I present to you some selected screen shots (taken later in the day) without comment. I have nothing else to say.
I’m not a big fan of small steps. I like large steps. Strides. I want a blueprint for Ending Racism in Our Time, and No Later than Tuesday Afternoon. With all that needs to be done, who has the patience for small steps? Besides, small steps often are used as an excuse to declare victory, send everyone home, and insist that those who want more simply can’t be satisfied.
It can be difficult for people in a dominant group to understand the experiences and perspectives of those who are in subordinate groups. If something works really well for me, and others seem to be struggling, my first impulse may be to wonder, “What’s wrong with them?”
In addition, dominant group members may not have many opportunities to get to know those who are subordinate, or to hear first-hand accounts of their experiences. Because those who are dominant nearly always segregate themselves in residential and social enclaves, they often are profoundly ignorant of others’ lives.
I’ve been wondering lately whether we’re moving toward two very different racial tipping points, both at the same time.
Tipping Point Number One: Not Your Mother’s Civil Rights Movement
A student asked me after class Wednesday where I thought the most racial progress is being made today.

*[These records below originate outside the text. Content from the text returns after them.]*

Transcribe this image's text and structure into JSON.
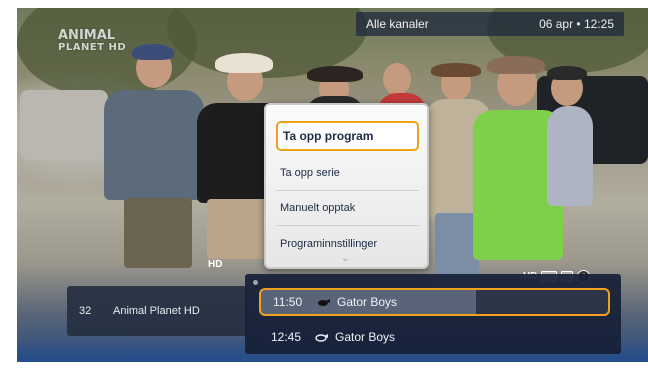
{
  "channel_logo": {
    "line1": "ANIMAL",
    "line2": "PLANET HD"
  },
  "topbar": {
    "channel_filter": "Alle kanaler",
    "datetime": "06 apr • 12:25"
  },
  "context_menu": {
    "items": [
      {
        "label": "Ta opp program",
        "selected": true
      },
      {
        "label": "Ta opp serie",
        "selected": false
      },
      {
        "label": "Manuelt opptak",
        "selected": false
      },
      {
        "label": "Programinnstillinger",
        "selected": false
      }
    ],
    "more_indicator": "⌄"
  },
  "badges": {
    "hd_small": "HD",
    "hd": "HD",
    "info": "i"
  },
  "channel": {
    "number": "32",
    "name": "Animal Planet HD"
  },
  "epg": {
    "programs": [
      {
        "time": "11:50",
        "title": "Gator Boys",
        "icon": "record-icon"
      },
      {
        "time": "12:45",
        "title": "Gator Boys",
        "icon": "record-series-icon"
      }
    ]
  },
  "colors": {
    "focus": "#f0a21e",
    "panel": "#16203a",
    "menu_text": "#1d2b45"
  }
}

Interesting question! I told him that the post-Ferguson coming-togethers, loosely organized under the Black Lives Matter hashtag, have the potential to create meaningful, significant progress. It’s a large, distributed network of mostly young, mostly Black people all over the country helping us think about what it would mean if Black lives really did matter to us. There is energy, interest, and vision, as well as thoughtful discussion of ends and means that has the potential to reshape how the nation conceives of racism and, therefore, how we go about ending it.

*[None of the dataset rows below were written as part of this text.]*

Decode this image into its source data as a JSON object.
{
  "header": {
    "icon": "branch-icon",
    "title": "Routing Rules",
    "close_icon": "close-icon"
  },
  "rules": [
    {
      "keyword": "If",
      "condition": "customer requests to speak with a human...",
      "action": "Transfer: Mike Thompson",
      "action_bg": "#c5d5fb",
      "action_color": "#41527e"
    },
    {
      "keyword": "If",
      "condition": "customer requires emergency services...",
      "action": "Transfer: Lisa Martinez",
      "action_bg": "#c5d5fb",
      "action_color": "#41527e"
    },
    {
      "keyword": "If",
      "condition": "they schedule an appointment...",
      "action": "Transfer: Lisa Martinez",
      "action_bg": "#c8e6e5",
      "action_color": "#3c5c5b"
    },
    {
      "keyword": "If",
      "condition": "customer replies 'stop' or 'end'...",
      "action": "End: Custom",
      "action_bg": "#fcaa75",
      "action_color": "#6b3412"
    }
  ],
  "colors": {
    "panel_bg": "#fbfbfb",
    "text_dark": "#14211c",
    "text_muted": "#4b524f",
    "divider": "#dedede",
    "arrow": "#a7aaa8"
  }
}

An international research team has been studying racial bias in children—how it develops and how it can be addressed.
We have known for a long time that babies and young children look longer at things they like, and not so long at things they don’t like. Pretty straightforward, right? More recently, we learned that when it comes to adult faces, babies like the kinds of faces they already know more than they like the kinds of faces that are new to them (Bar-Haim et al., 2006). White Israeli babies prefer White adult faces. Black Ethiopian babies prefer Black adult faces. But Ethiopian babies living in Israeli resettlement campus don’t show a preference, presumably because they are living in a multiracial environment. It’s a matter of favoring the familiar, not the similar.
#BlackLivesMatter has become a national force in the year since Michael Brown’s death in Ferguson, Missouri. Businesses are scrambling to adapt to the new work force, and the new customer base. “Social justice” is the subject of sermons and studies in churches, synagogues, and mosques around the country.
Back in the ‘80s, there was a lot of concern about the coarsening of U.S. culture, especially in entertainment, including the use of violent, crudely sexual, and misogynistic lyrics in both heavy metal and rap music. At the time, heavy metal was considered a genre mostly for young White men, and rap a genre mostly for young Black men.
Sociologist Amy Binder (1993) studied the ways in which journalists and others expressed their concerns about both heavy metal and rap during those years, and discovered a very important difference. People were concerned that the messages of heavy metal would in some way harm its White listeners. The concerns about rap, however, were not about its effects on the listeners themselves, but about the possibility that rap music would motivate its Black listeners to harm others. “I’m worried about those (White) kids” vs. “I’m worried about what those (Black) kids will do to the rest of us.” Continue reading Are those kids our kids?